This Lesser-Known National Park Is The Perfect Place To See Fall Foliage

What comes to mind when you think of fall foliage? Maybe it's the vibrant maple trees of Vermont or the colorful display on the Kancamagus Highway that winds through northern New Hampshire. New England is undeniably a prime spot for leaf-peeping. Unfortunately, everyone knows this — from late September through October, crowds descend on the Northeast. And while the leaf show is free, lodging and car rentals are not, and prices can be high. Peeping season is also peak season.

It's time to switch directions and head south. The Deep South. Congaree National Park sits in the heart of South Carolina and is relatively unknown when it comes to fall foliage. It welcomes far fewer visitors than many other parks. In 2022, just over 200,000 people visited Congaree; compare that to Acadia National Park in Maine (a favorite among foliage enthusiasts) that received almost four million in the same year. Congaree National Park promises peaceful autumnal bliss away from crowds.

What to see in Congaree in the fall

While it might be lesser known, Congaree National Park boasts the largest old-growth bottomland hardwood forest in the southeast of the country. Imagine cypress trees delicately shedding their rust-colored leaves into the swamps below, or fiery tupelo trees painting streaks of red and gold against the blue skies.

Fall colors peak in late October to early November in Congaree, so foliage season happens later than in much of New England. However, unlike the Northeast, fall temperatures are pleasant in this South Carolina park. Visitors can expect daytime highs of around 70 degrees Fahrenheit.

The fall months are also an ideal time to go kayaking or canoeing in the park. Getting out on the water is one of Congaree's most popular activities. It can be a day trip or an overnight backpacking adventure. You'll get to paddle through the forest among the brightly colored trees that tower over the waterway, enjoying the fall colors as you go.

What else to do in and around Congaree

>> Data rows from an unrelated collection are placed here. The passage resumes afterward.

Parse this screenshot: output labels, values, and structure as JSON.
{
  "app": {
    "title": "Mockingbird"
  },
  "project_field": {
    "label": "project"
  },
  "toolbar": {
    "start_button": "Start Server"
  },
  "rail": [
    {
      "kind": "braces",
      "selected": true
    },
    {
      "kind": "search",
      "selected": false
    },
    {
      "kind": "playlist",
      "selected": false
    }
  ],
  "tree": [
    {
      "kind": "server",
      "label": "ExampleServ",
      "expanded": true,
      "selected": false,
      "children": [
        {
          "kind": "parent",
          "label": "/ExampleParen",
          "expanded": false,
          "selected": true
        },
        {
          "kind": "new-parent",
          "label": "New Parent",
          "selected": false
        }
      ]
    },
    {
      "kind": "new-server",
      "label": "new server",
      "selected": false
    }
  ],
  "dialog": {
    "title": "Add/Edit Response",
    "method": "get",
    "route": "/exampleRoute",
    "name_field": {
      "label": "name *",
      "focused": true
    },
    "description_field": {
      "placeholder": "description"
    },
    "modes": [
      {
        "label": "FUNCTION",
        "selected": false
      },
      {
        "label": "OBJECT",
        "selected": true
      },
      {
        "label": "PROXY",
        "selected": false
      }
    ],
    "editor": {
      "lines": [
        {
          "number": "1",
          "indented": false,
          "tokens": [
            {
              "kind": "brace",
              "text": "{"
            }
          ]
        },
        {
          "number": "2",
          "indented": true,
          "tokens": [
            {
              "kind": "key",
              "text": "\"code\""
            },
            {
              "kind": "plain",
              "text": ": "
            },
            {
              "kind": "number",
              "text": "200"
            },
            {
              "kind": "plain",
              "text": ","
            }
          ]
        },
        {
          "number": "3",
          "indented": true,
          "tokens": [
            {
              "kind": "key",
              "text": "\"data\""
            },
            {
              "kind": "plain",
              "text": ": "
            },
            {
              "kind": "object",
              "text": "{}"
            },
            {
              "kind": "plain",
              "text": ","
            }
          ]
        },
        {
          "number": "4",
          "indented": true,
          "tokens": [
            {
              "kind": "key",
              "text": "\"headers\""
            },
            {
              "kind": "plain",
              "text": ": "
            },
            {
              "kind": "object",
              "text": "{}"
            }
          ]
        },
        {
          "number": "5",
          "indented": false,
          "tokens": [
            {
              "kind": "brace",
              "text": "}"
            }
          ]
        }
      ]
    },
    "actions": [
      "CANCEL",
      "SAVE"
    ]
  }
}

If you're more of a terrestrial adventurer, you'll enjoy some of the many hiking trails Congaree National Park has to offer. For an easy hike, try the Boardwalk Loop Trail, which leads past a huge variety of tree species that light up in the fall. The more challenging and aptly-named Oakridge Trail leads past many oak trees that grow along a gentle ridge. You're also likely to spot some of the park's wildlife on this trail, including deer and wild turkey. Most of the trails are fairly flat, with minimal elevation gain.

If one day isn't enough for you in the park, there are two frontcountry campgrounds you can stay at. Both are open year-round, and reservations are required. Sites at these campgrounds cost just $10 to $15 per night. You can also camp in the backcountry with a valid permit for a true wilderness experience. Congaree is only a 25-minute drive from Columbia, the state capital of South Carolina, so you can easily add an urban experience to your trip. If you're around during the Halloween season, you can combine your leaf-peeping in the park with a visit to a corn maze or one of the local haunted historical sites.